Task to complete: Below is a listing to write out in full, exactly as given, without its pictures.
[[ Material for this task open ]]
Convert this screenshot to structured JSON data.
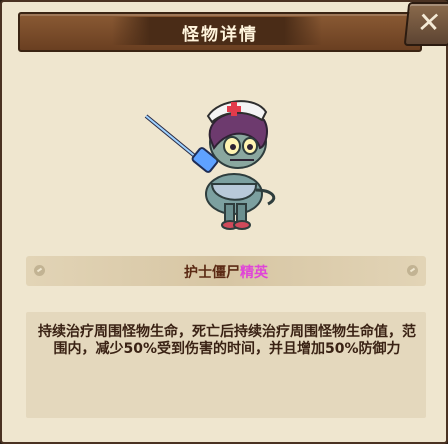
{
  "window": {
    "title": "怪物详情"
  },
  "close_button": {
    "label": "✕"
  },
  "monster": {
    "name": "护士僵尸",
    "tier": "精英",
    "description": "持续治疗周围怪物生命，死亡后持续治疗周围怪物生命值，范围内，减少50%受到伤害的时间，并且增加50%防御力"
  },
  "colors": {
    "frame": "#4a3222",
    "title_bar": "#7a4a28",
    "panel": "#efe6cf",
    "name": "#5b2a14",
    "tier": "#e045d8"
  },
  "icons": {
    "close": "close-icon",
    "portrait": "nurse-zombie-portrait",
    "dots": "pin-icon"
  }
}
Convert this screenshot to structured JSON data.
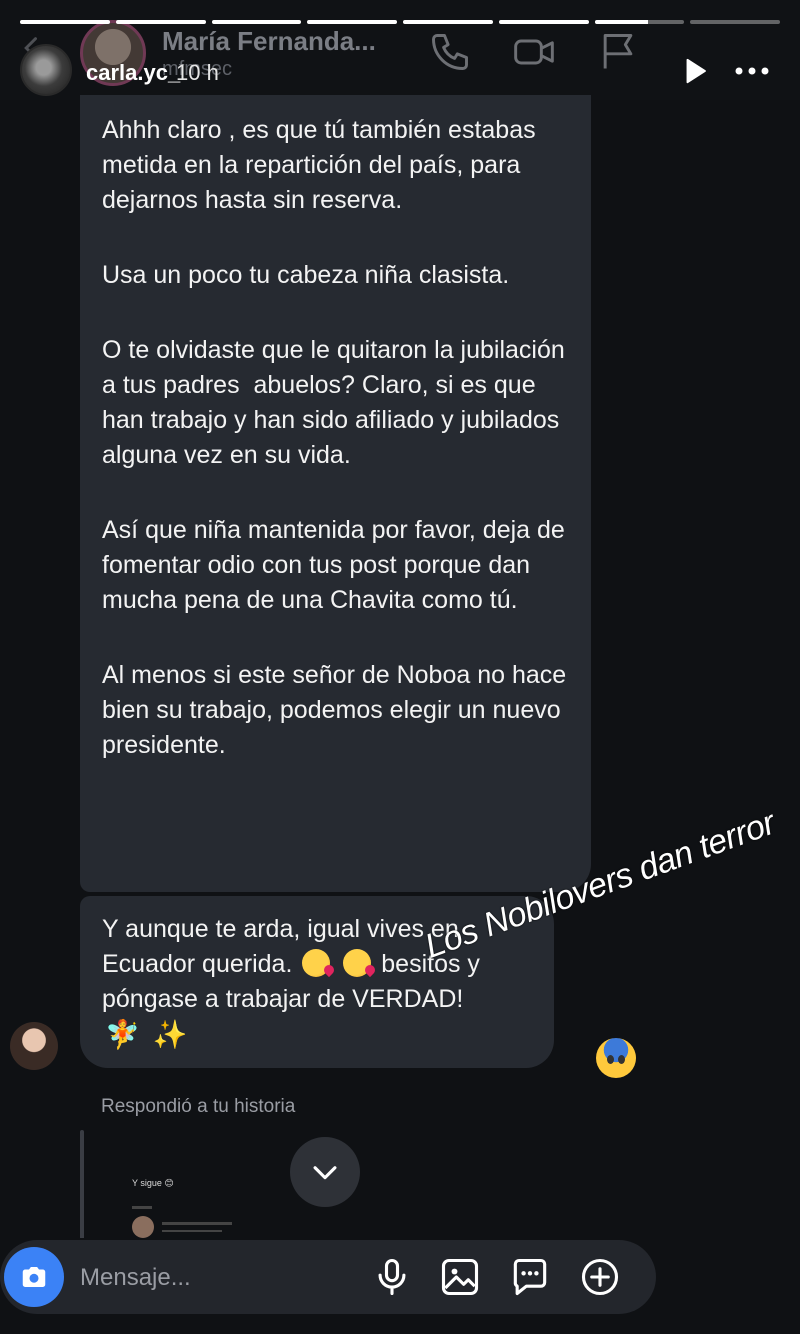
{
  "story": {
    "progress_segments": [
      1,
      1,
      1,
      1,
      1,
      1,
      0.6,
      0
    ],
    "username": "carla.yc_",
    "time_ago": "10 h"
  },
  "dm_header": {
    "contact_name": "María Fernanda...",
    "contact_handle": "mfmsec"
  },
  "messages": {
    "bubble1_paragraphs": [
      "Ahhh claro , es que tú también estabas metida en la repartición del país, para dejarnos hasta sin reserva.",
      "Usa un poco tu cabeza niña clasista.",
      "O te olvidaste que le quitaron la jubilación a tus padres  abuelos? Claro, si es que han trabajo y han sido afiliado y jubilados alguna vez en su vida.",
      "Así que niña mantenida por favor, deja de fomentar odio con tus post porque dan mucha pena de una Chavita como tú.",
      "Al menos si este señor de Noboa no hace bien su trabajo, podemos elegir un nuevo presidente."
    ],
    "bubble2_part1": "Y aunque te arda, igual vives en Ecuador querida.",
    "bubble2_part2": "besitos y póngase a trabajar de VERDAD!",
    "emoji_fairy": "🧚",
    "emoji_sparkles": "✨"
  },
  "sticker": {
    "text": "Los Nobilovers dan terror"
  },
  "reply": {
    "label": "Respondió a tu historia",
    "thumb_text": "Y sigue 😊"
  },
  "composer": {
    "placeholder": "Mensaje..."
  }
}
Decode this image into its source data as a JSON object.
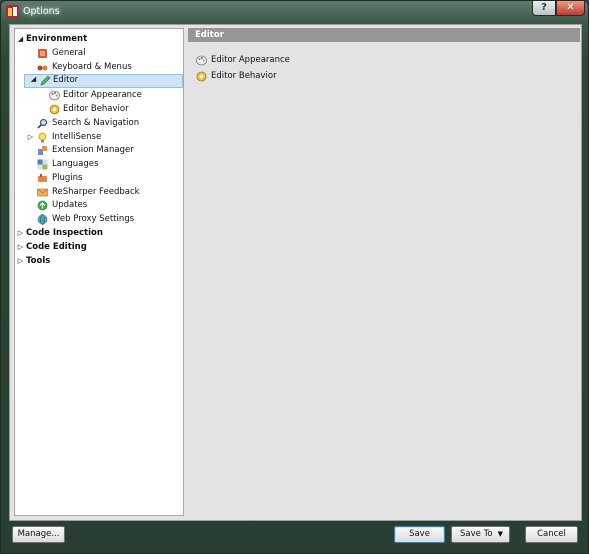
{
  "window": {
    "title": "Options",
    "help_label": "?",
    "close_label": "✕"
  },
  "tree": {
    "environment": "Environment",
    "general": "General",
    "keyboard": "Keyboard & Menus",
    "editor": "Editor",
    "editor_appearance": "Editor Appearance",
    "editor_behavior": "Editor Behavior",
    "search": "Search & Navigation",
    "intellisense": "IntelliSense",
    "extension_manager": "Extension Manager",
    "languages": "Languages",
    "plugins": "Plugins",
    "feedback": "ReSharper Feedback",
    "updates": "Updates",
    "proxy": "Web Proxy Settings",
    "code_inspection": "Code Inspection",
    "code_editing": "Code Editing",
    "tools": "Tools"
  },
  "panel": {
    "header": "Editor",
    "links": [
      "Editor Appearance",
      "Editor Behavior"
    ]
  },
  "buttons": {
    "manage": "Manage...",
    "save": "Save",
    "save_to": "Save To",
    "cancel": "Cancel"
  }
}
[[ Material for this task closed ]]
Solution:
Convert this screenshot to structured JSON data.
{
  "window": {
    "title": "怪物详情"
  },
  "close_button": {
    "label": "✕"
  },
  "monster": {
    "name": "护士僵尸",
    "tier": "精英",
    "description": "持续治疗周围怪物生命，死亡后持续治疗周围怪物生命值，范围内，减少50%受到伤害的时间，并且增加50%防御力"
  },
  "colors": {
    "frame": "#4a3222",
    "title_bar": "#7a4a28",
    "panel": "#efe6cf",
    "name": "#5b2a14",
    "tier": "#e045d8"
  },
  "icons": {
    "close": "close-icon",
    "portrait": "nurse-zombie-portrait",
    "dots": "pin-icon"
  }
}
Convert this screenshot to structured JSON data.
{
  "story": {
    "progress_segments": [
      1,
      1,
      1,
      1,
      1,
      1,
      0.6,
      0
    ],
    "username": "carla.yc_",
    "time_ago": "10 h"
  },
  "dm_header": {
    "contact_name": "María Fernanda...",
    "contact_handle": "mfmsec"
  },
  "messages": {
    "bubble1_paragraphs": [
      "Ahhh claro , es que tú también estabas metida en la repartición del país, para dejarnos hasta sin reserva.",
      "Usa un poco tu cabeza niña clasista.",
      "O te olvidaste que le quitaron la jubilación a tus padres  abuelos? Claro, si es que han trabajo y han sido afiliado y jubilados alguna vez en su vida.",
      "Así que niña mantenida por favor, deja de fomentar odio con tus post porque dan mucha pena de una Chavita como tú.",
      "Al menos si este señor de Noboa no hace bien su trabajo, podemos elegir un nuevo presidente."
    ],
    "bubble2_part1": "Y aunque te arda, igual vives en Ecuador querida.",
    "bubble2_part2": "besitos y póngase a trabajar de VERDAD!",
    "emoji_fairy": "🧚",
    "emoji_sparkles": "✨"
  },
  "sticker": {
    "text": "Los Nobilovers dan terror"
  },
  "reply": {
    "label": "Respondió a tu historia",
    "thumb_text": "Y sigue 😊"
  },
  "composer": {
    "placeholder": "Mensaje..."
  }
}
Decode this image into its source data as a JSON object.
{
  "window": {
    "title": "Options",
    "help_label": "?",
    "close_label": "✕"
  },
  "tree": {
    "environment": "Environment",
    "general": "General",
    "keyboard": "Keyboard & Menus",
    "editor": "Editor",
    "editor_appearance": "Editor Appearance",
    "editor_behavior": "Editor Behavior",
    "search": "Search & Navigation",
    "intellisense": "IntelliSense",
    "extension_manager": "Extension Manager",
    "languages": "Languages",
    "plugins": "Plugins",
    "feedback": "ReSharper Feedback",
    "updates": "Updates",
    "proxy": "Web Proxy Settings",
    "code_inspection": "Code Inspection",
    "code_editing": "Code Editing",
    "tools": "Tools"
  },
  "panel": {
    "header": "Editor",
    "links": [
      "Editor Appearance",
      "Editor Behavior"
    ]
  },
  "buttons": {
    "manage": "Manage...",
    "save": "Save",
    "save_to": "Save To",
    "cancel": "Cancel"
  }
}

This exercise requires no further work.